The Ashes were secured after another innings victory for Australia in the fourth test. Allan Border’s double ton helped the tourists to a total of 653/4 while England could only make 200 and 305.

It was a one-sided affair with Australia playing some great cricket. England won’t want to remember this period, but we had to admire the tourists and, in particular, the emergence of Shane Warne.


England had won the Ashes in 2005 but had lost the urn following Australia’s 5-0 series whitewash in 2006/07. 2009 saw Australia return to English soil and the tourists were very much the favourites.

The hosts were without a number of players from the successful 2005 campaign. Michael Vaughan, Simon Jones, Ashley Giles, Matthew Hoggard, Geraint Jones and Marcus Trescothick had already played their final tests while injuries prevented Andrew Flintoff and Kevin Pietersen from featuring in the entire 2009 series.

Australia dominated at times and will feel that they should have won the series. In the first test at Cardiff, the tourists were on top for the entire game and England were only saved by a famous last wicket stand between James Anderson and Monty Panesar.

The home side were on the back foot and it was something of a surprise when England won the second test at Lord’s. Skipper Andrew Strauss set things up with 161 on first innings while Andrew Flintoff secured the Player of the Match award with six wickets in the match.

It was England’s first Ashes win at Lord’s since 1934 and they were surprise series leaders. Rain saw the third test end in a draw as the game looked poised for a tight finish.

In the fourth test at Headingley, Andrew Flintoff was injured and Australia took full advantage, winning by an innings and 80 runs, The tourists had the momentum and were favourites once again going into the final game at The Oval.

With Flintoff back for what would be his last ever test, England dug deep and won with a brilliant all-round team performance. Jonathan Trott scored a century on debut while Stuart Broad blew away Australia’s middle order with five wickets in the first innings.

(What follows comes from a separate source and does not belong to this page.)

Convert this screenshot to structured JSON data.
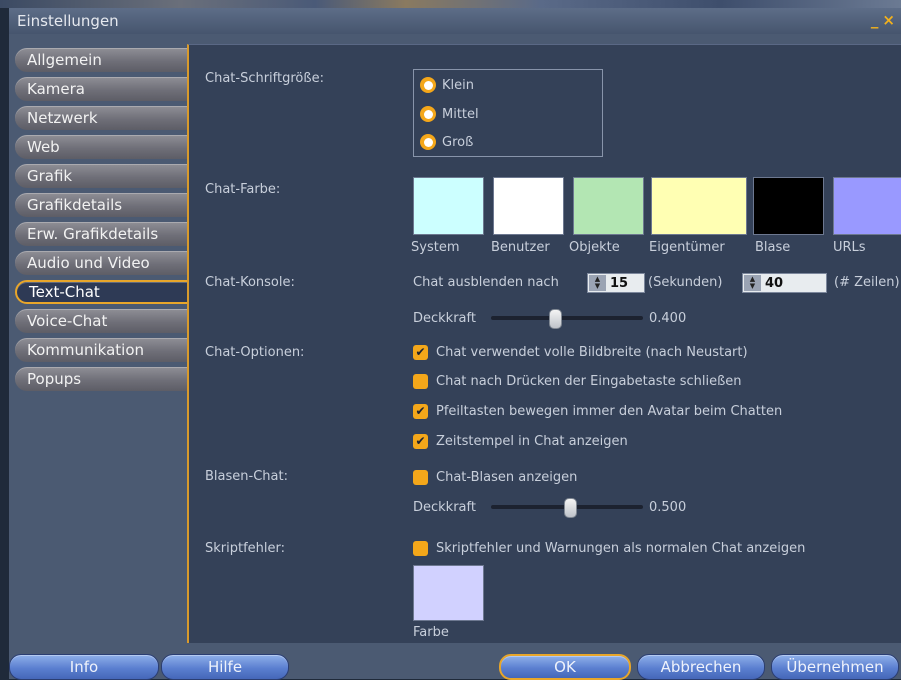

England won by the comfortable margin of 197 runs, but it was a tight and thrilling series which could have gone either way.